The first 6.5 miles were along the tow path into the city centre. The wind was into the face. The field quickly spread out. I was taking it handy as I have run a couple over the last two weeks and I have another coming up on Sunday so there was no real time in mind. A well stocked aid station was at 6.5 miles and we swung back North East past the Oddessy, the Titanic quarter and back to the coast. This is not the most inspiring part of the run but it wasn't as
Samson and Golaith
long as I remembered. Maybe as the wind was now in the back. Just before we headed onto the Belfast Lough reserve the head of the field led by Barry Casserly started passing me. Barry would go onto to be pipped at the post, but still managed to break 3 hrs but sadly was 10 secs outside his PB.

I wound my way through all the expensive houses of Cultra and Hollywood passing loads of other runners on their way back and took a few photos until we reached the turning point which again had a well stocked aid
Gillian on her 100th
station. We then retraced our steps back. The third quarter was now into the wind and I was pushing OK and caught up with Peter the RD and Paul around Shorts and ran with them for the next few miles. A very welcome aid station awaited us just across the bridge and very soon we were back on the towpath. I decided to push on at this stage as I could see Paul Fagan in the distance. I
Peter (RD) and Paul
eventually caught him at Gideons Green which was in striking distance from home. I was delighted to cross the line in a very modest 4:43 (over 30 mins down on the last time but tougher conditions).

Fantastic marshalls
Ann Beggs had the most tasty vegetable soup at the finish line and I stayed around till everyone was home. In the mean time Lindsay drove up from Dublin and we were all ready to hit to Downpatrick for party time.

This race was great value at £20stg which included a medal and
Yumm
custom Tee-Shirt (to come) and a goodie bag with a €14 Four Star Pizza voucher. Well done to everyone it was a Four Star event.

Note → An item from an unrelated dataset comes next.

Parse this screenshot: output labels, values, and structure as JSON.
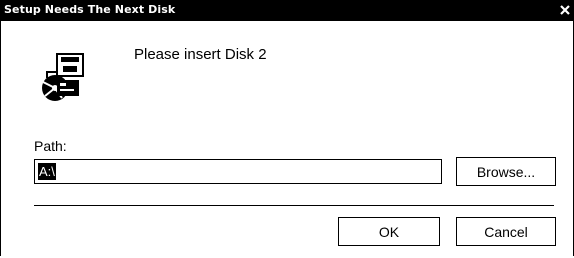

That was #38 for the year and I must calm down.

Garmin stats: